"And I was fortune and a right honourable member giving me a place in the House with a commanding view of the benches
As the grains
of the country, and therewith a call to closer union among themselves.
"That it must have been all this seemed plain and certain even to such retired folk as your servant who now addresses you. If it lacked acknowledgment, we knew how naturally acknowledgment might be withheld. Yet that it could not be concealed wherever two or three erstwhile Gladstonians were gathered together might as easily be suspected; and gladly I found at Westminster, as I tell you, that it was not concealed because it could not be. It may last little longer than the sunshine of a winter day, but there it was— it would beam through. The lightened hearts and the eased consciences sang together as the stars sing in their courses, and I heard them: believe me or believe me not. But if you ask what audible or visible recognition there was of him whose word had brought this blessed change to pass, I am constrained to say that there seemed to me not much. But here also there were natural reasons for silence at presentprudential reasons, kindly reasons, and such as most fitly commend the saying De mortuis. It is something, too, that Lord R. (I name no names) shuns rather than seeks recognition, apparently. And then, again, and to conclude, gratitude for service rendered is so much more easily dissembled than joy in its receipt.
"Now it is not at all in my way to prate of politics, but these impressions taken in the
House of Commons on the day of a new departure may interest you perhaps as confirming your own. We shall not agree,
however, if you think that the greater compactitude, confidence, cheerfulness of the Radical Opposition betokens a victorious time for it. What can a conquered party do when all its more respectable or more fascinating principles are gathered up and carried off?
"From harmony to harmony. Music was the second great object of my visit to town— music and certain pictures; as to which a good judge and possessor of such treasures had written to me, 'If it would please you to view in one day the most exemplary display of masculine and feminine art that was ever looked upon in this world, come and see the Rembrandt collection in the morning and the Burne-Jones exhibition in the afternoon. The contrast is perfection and the lesson beyond price.' And so it was; and perhaps it is there still for willing minds to profit by. But for me it was both bad and good; for having a natural inveterate dislike of Sir Edward's pictures, a dislike which lies deeper (I know) than judgment ever reaches, and is even (I think) rather animal,—it was not well that this gentle if unreasonable passion should be warmed into hate.
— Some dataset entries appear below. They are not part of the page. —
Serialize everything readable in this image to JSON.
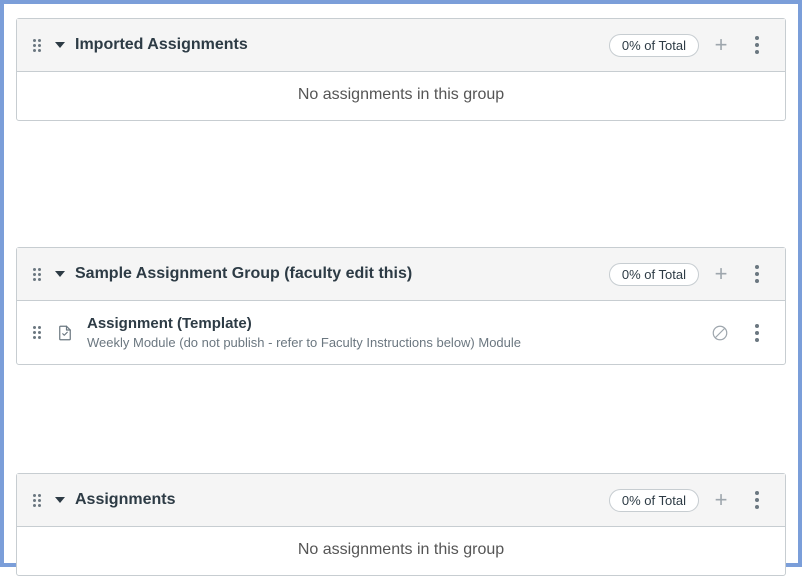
{
  "groups": [
    {
      "title": "Imported Assignments",
      "weight_label": "0% of Total",
      "empty_message": "No assignments in this group",
      "assignments": []
    },
    {
      "title": "Sample Assignment Group (faculty edit this)",
      "weight_label": "0% of Total",
      "empty_message": null,
      "assignments": [
        {
          "title": "Assignment (Template)",
          "subtitle": "Weekly Module (do not publish - refer to Faculty Instructions below) Module",
          "published": false
        }
      ]
    },
    {
      "title": "Assignments",
      "weight_label": "0% of Total",
      "empty_message": "No assignments in this group",
      "assignments": []
    }
  ],
  "group_margins": [
    126,
    108,
    0
  ]
}
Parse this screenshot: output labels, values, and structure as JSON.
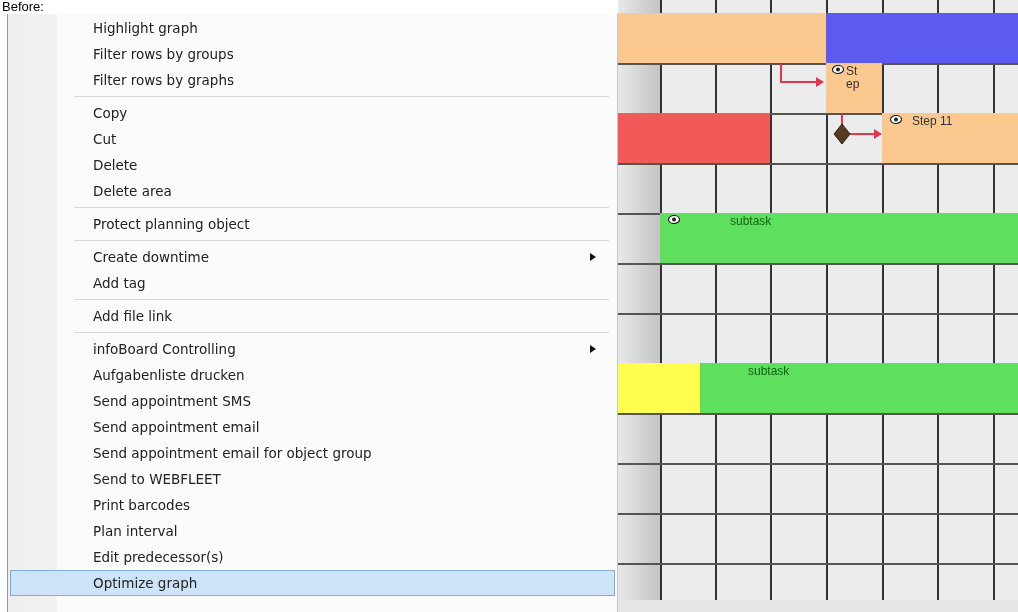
{
  "caption": "Before:",
  "context_menu": {
    "items": [
      {
        "kind": "item",
        "label": "Highlight graph",
        "submenu": false,
        "selected": false
      },
      {
        "kind": "item",
        "label": "Filter rows by groups",
        "submenu": false,
        "selected": false
      },
      {
        "kind": "item",
        "label": "Filter rows by graphs",
        "submenu": false,
        "selected": false
      },
      {
        "kind": "separator"
      },
      {
        "kind": "item",
        "label": "Copy",
        "submenu": false,
        "selected": false
      },
      {
        "kind": "item",
        "label": "Cut",
        "submenu": false,
        "selected": false
      },
      {
        "kind": "item",
        "label": "Delete",
        "submenu": false,
        "selected": false
      },
      {
        "kind": "item",
        "label": "Delete area",
        "submenu": false,
        "selected": false
      },
      {
        "kind": "separator"
      },
      {
        "kind": "item",
        "label": "Protect planning object",
        "submenu": false,
        "selected": false
      },
      {
        "kind": "separator"
      },
      {
        "kind": "item",
        "label": "Create downtime",
        "submenu": true,
        "selected": false
      },
      {
        "kind": "item",
        "label": "Add tag",
        "submenu": false,
        "selected": false
      },
      {
        "kind": "separator"
      },
      {
        "kind": "item",
        "label": "Add file link",
        "submenu": false,
        "selected": false
      },
      {
        "kind": "separator"
      },
      {
        "kind": "item",
        "label": "infoBoard Controlling",
        "submenu": true,
        "selected": false
      },
      {
        "kind": "item",
        "label": "Aufgabenliste drucken",
        "submenu": false,
        "selected": false
      },
      {
        "kind": "item",
        "label": "Send appointment SMS",
        "submenu": false,
        "selected": false
      },
      {
        "kind": "item",
        "label": "Send appointment email",
        "submenu": false,
        "selected": false
      },
      {
        "kind": "item",
        "label": "Send appointment email for object group",
        "submenu": false,
        "selected": false
      },
      {
        "kind": "item",
        "label": "Send to WEBFLEET",
        "submenu": false,
        "selected": false
      },
      {
        "kind": "item",
        "label": "Print barcodes",
        "submenu": false,
        "selected": false
      },
      {
        "kind": "item",
        "label": "Plan interval",
        "submenu": false,
        "selected": false
      },
      {
        "kind": "item",
        "label": "Edit predecessor(s)",
        "submenu": false,
        "selected": false
      },
      {
        "kind": "item",
        "label": "Optimize graph",
        "submenu": false,
        "selected": true
      }
    ]
  },
  "gantt": {
    "bars": [
      {
        "color": "#fbc98f",
        "icon": false
      },
      {
        "color": "#5b5bf0",
        "icon": false
      },
      {
        "color": "#fbc98f",
        "label": "Step",
        "icon": true
      },
      {
        "color": "#f25a5a",
        "icon": false
      },
      {
        "color": "#fbc98f",
        "label": "Step 11",
        "icon": true
      },
      {
        "color": "#5ee05e",
        "label": "subtask",
        "icon": true
      },
      {
        "color": "#ffff50",
        "icon": false
      },
      {
        "color": "#5ee05e",
        "label": "subtask",
        "icon": false
      }
    ]
  }
}
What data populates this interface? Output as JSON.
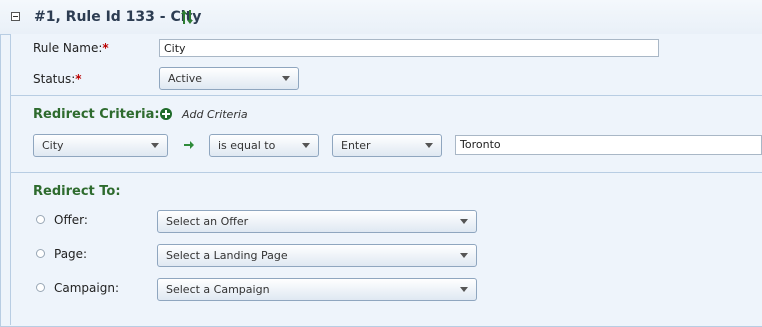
{
  "header": {
    "title": "#1, Rule Id 133 - City",
    "collapse_icon": "collapse-minus-icon",
    "sort_icon": "sort-arrows-icon"
  },
  "rule_name": {
    "label": "Rule Name:",
    "required": "*",
    "value": "City"
  },
  "status": {
    "label": "Status:",
    "required": "*",
    "value": "Active"
  },
  "redirect_criteria": {
    "title": "Redirect Criteria:",
    "add_label": "Add Criteria",
    "field": "City",
    "operator": "is equal to",
    "mode": "Enter",
    "value": "Toronto"
  },
  "redirect_to": {
    "title": "Redirect To:",
    "options": [
      {
        "label": "Offer:",
        "select": "Select an Offer"
      },
      {
        "label": "Page:",
        "select": "Select a Landing Page"
      },
      {
        "label": "Campaign:",
        "select": "Select a Campaign"
      }
    ]
  },
  "colors": {
    "section_title": "#2e6b2e",
    "header_text": "#2d3d52",
    "required": "#b00000",
    "background": "#eef4fb"
  }
}
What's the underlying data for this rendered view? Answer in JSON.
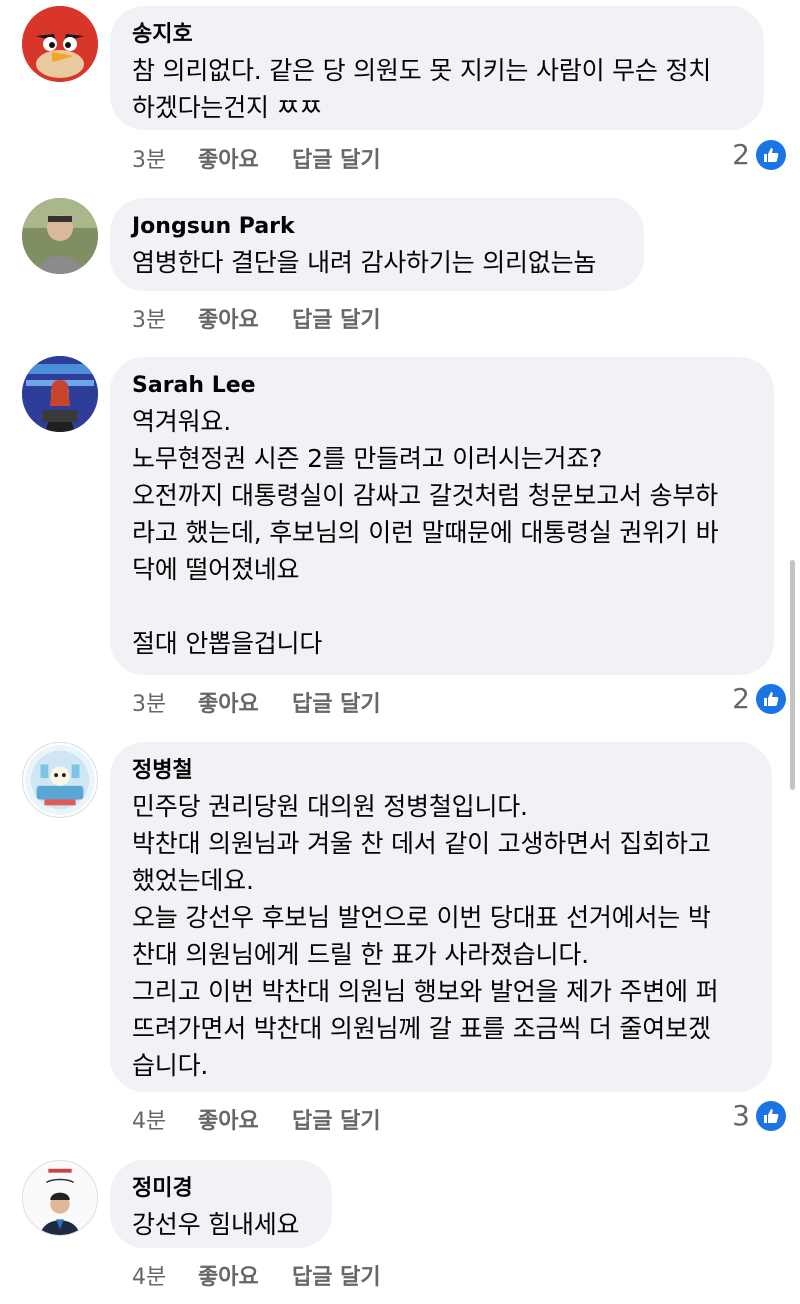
{
  "comments": [
    {
      "author": "송지호",
      "text": "참 의리없다. 같은 당 의원도 못 지키는 사람이 무슨 정치\n하겠다는건지 ㅉㅉ",
      "time": "3분",
      "like_label": "좋아요",
      "reply_label": "답글 달기",
      "reaction_count": "2",
      "avatar_icon": "angry-bird-icon"
    },
    {
      "author": "Jongsun Park",
      "text": "염병한다 결단을 내려 감사하기는 의리없는놈",
      "time": "3분",
      "like_label": "좋아요",
      "reply_label": "답글 달기",
      "reaction_count": "",
      "avatar_icon": "person-photo-icon"
    },
    {
      "author": "Sarah Lee",
      "text": "역겨워요.\n노무현정권 시즌 2를 만들려고 이러시는거죠?\n오전까지 대통령실이 감싸고 갈것처럼 청문보고서 송부하\n라고 했는데, 후보님의 이런 말때문에 대통령실 권위기 바\n닥에 떨어졌네요\n\n절대 안뽑을겁니다",
      "time": "3분",
      "like_label": "좋아요",
      "reply_label": "답글 달기",
      "reaction_count": "2",
      "avatar_icon": "person-photo-icon"
    },
    {
      "author": "정병철",
      "text": "민주당 권리당원 대의원 정병철입니다.\n박찬대 의원님과 겨울 찬 데서 같이 고생하면서 집회하고\n했었는데요.\n오늘 강선우 후보님 발언으로 이번 당대표 선거에서는 박\n찬대 의원님에게 드릴 한 표가 사라졌습니다.\n그리고 이번 박찬대 의원님 행보와 발언을 제가 주변에 퍼\n뜨려가면서 박찬대 의원님께 갈 표를 조금씩 더 줄여보겠\n습니다.",
      "time": "4분",
      "like_label": "좋아요",
      "reply_label": "답글 달기",
      "reaction_count": "3",
      "avatar_icon": "illustration-icon"
    },
    {
      "author": "정미경",
      "text": "강선우 힘내세요",
      "time": "4분",
      "like_label": "좋아요",
      "reply_label": "답글 달기",
      "reaction_count": "",
      "avatar_icon": "person-photo-icon"
    }
  ],
  "colors": {
    "bubble": "#f0f2f5",
    "meta": "#65676b",
    "like_badge": "#1b74e4"
  }
}
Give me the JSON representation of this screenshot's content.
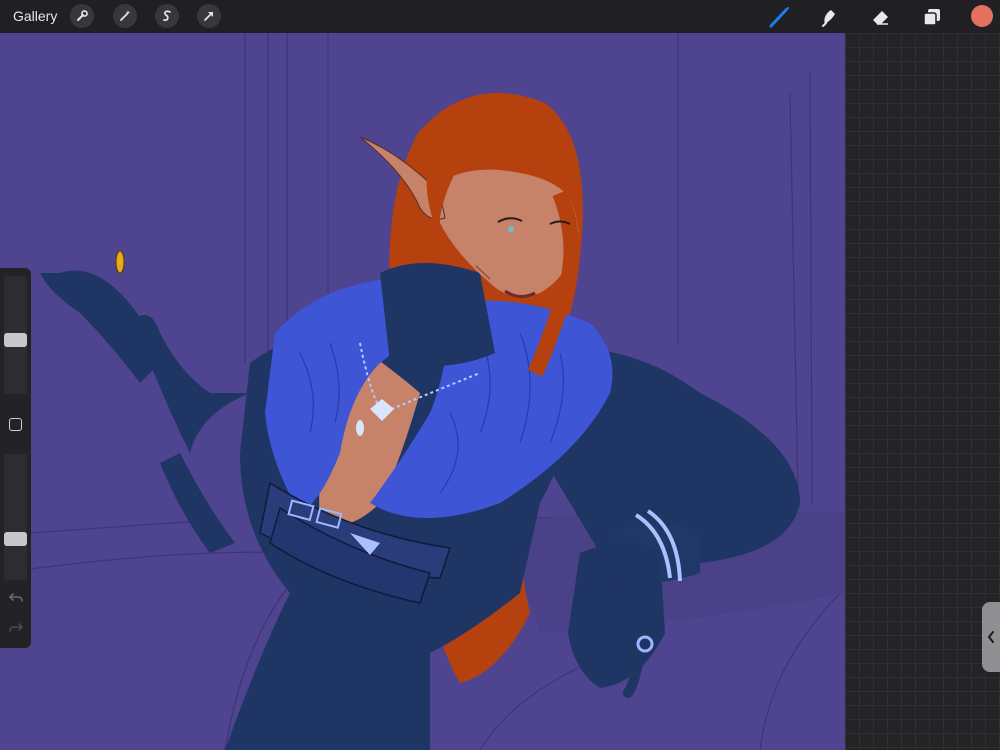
{
  "toolbar": {
    "gallery_label": "Gallery",
    "left_tools": [
      "wrench-icon",
      "magic-wand-icon",
      "selection-icon",
      "transform-arrow-icon"
    ],
    "right_tools": [
      "brush-icon",
      "smudge-icon",
      "eraser-icon",
      "layers-icon"
    ],
    "active_tool": "brush",
    "active_color": "#e57060",
    "accent_color": "#1e7cf2"
  },
  "sidebar": {
    "brush_size_level": 0.45,
    "opacity_level": 0.3
  },
  "canvas": {
    "background_color": "#4e4490",
    "artwork": "elf-portrait-sketch"
  }
}
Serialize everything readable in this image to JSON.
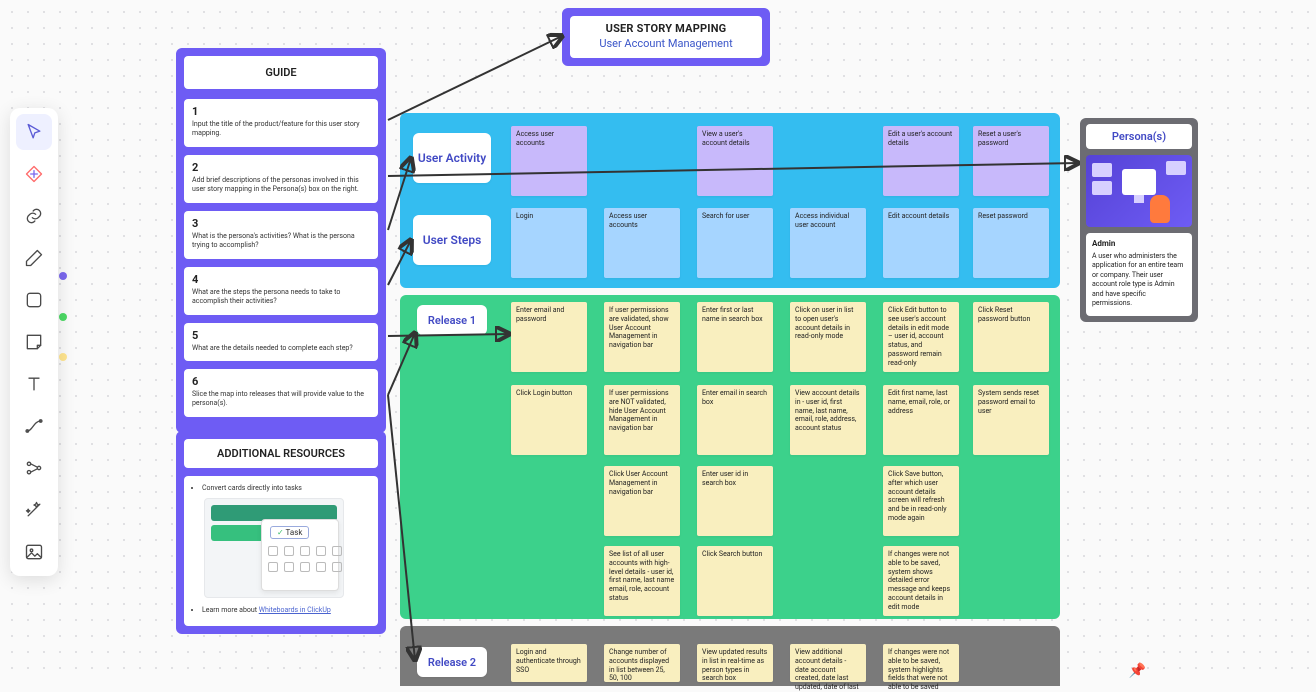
{
  "title": {
    "t1": "USER STORY MAPPING",
    "t2": "User Account Management"
  },
  "guide": {
    "header": "GUIDE",
    "steps": [
      {
        "num": "1",
        "txt": "Input the title of the product/feature for this user story mapping."
      },
      {
        "num": "2",
        "txt": "Add brief descriptions of the personas involved in this user story mapping in the Persona(s) box on the right."
      },
      {
        "num": "3",
        "txt": "What is the persona's activities? What is the persona trying to accomplish?"
      },
      {
        "num": "4",
        "txt": "What are the steps the persona needs to take to accomplish their activities?"
      },
      {
        "num": "5",
        "txt": "What are the details needed to complete each step?"
      },
      {
        "num": "6",
        "txt": "Slice the map into releases that will provide value to the persona(s)."
      }
    ]
  },
  "resources": {
    "header": "ADDITIONAL RESOURCES",
    "items": [
      "Convert cards directly into tasks",
      "Learn more about "
    ],
    "link": "Whiteboards in ClickUp"
  },
  "sections": {
    "userActivity": "User Activity",
    "userSteps": "User Steps",
    "release1": "Release 1",
    "release2": "Release 2"
  },
  "activities": [
    "Access user accounts",
    "View a user's account details",
    "Edit a user's account details",
    "Reset a user's password"
  ],
  "steps": [
    "Login",
    "Access user accounts",
    "Search for user",
    "Access individual user account",
    "Edit account details",
    "Reset password"
  ],
  "release1": {
    "row1": [
      "Enter email and password",
      "If user permissions are validated, show User Account Management in navigation bar",
      "Enter first or last name in search box",
      "Click on user in list to open user's account details in read-only mode",
      "Click Edit button to see user's account details in edit mode – user id, account status, and password remain read-only",
      "Click Reset password button"
    ],
    "row2": [
      "Click Login button",
      "If user permissions are NOT validated, hide User Account Management in navigation bar",
      "Enter email in search box",
      "View account details in - user id, first name, last name, email, role, address, account status",
      "Edit first name, last name, email, role, or address",
      "System sends reset password email to user"
    ],
    "row3": [
      "",
      "Click User Account Management in navigation bar",
      "Enter user id in search box",
      "",
      "Click Save button, after which user account details screen will refresh and be in read-only mode again",
      ""
    ],
    "row4": [
      "",
      "See list of all user accounts with high-level details - user id, first name, last name email, role, account status",
      "Click Search button",
      "",
      "If changes were not able to be saved, system shows detailed error message and keeps account details in edit mode",
      ""
    ]
  },
  "release2": {
    "row1": [
      "Login and authenticate through SSO",
      "Change number of accounts displayed in list between 25, 50, 100",
      "View updated results in list in real-time as person types in search box",
      "View additional account details - date account created, date last updated, date of last",
      "If changes were not able to be saved, system highlights fields that were not able to be saved"
    ]
  },
  "persona": {
    "header": "Persona(s)",
    "name": "Admin",
    "desc": "A user who administers the application for an entire team or company. Their user account role type is Admin and have specific permissions."
  },
  "pin": "📌"
}
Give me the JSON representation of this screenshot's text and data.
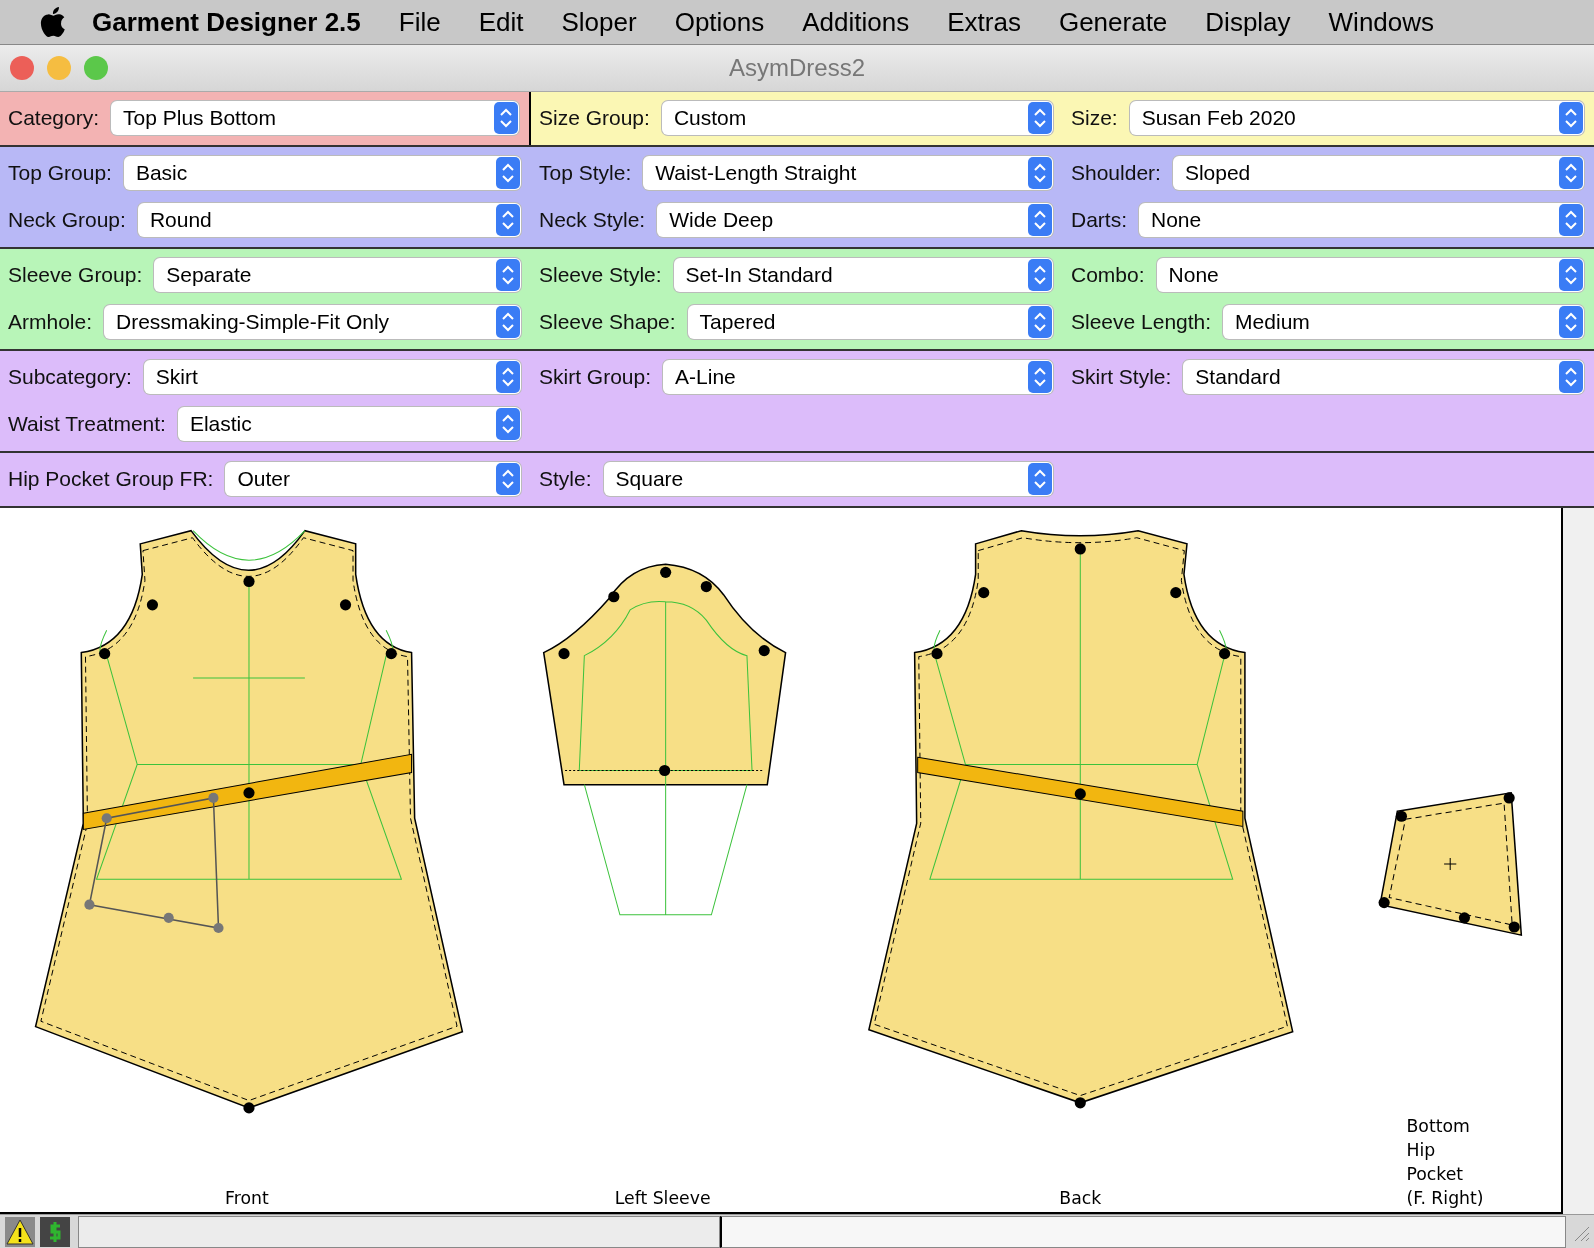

There is a sort of music that corresponds with the Rossetti and BurneJones picture, but no one ever said that it was great or even true; and in that fact I find some justification for the pre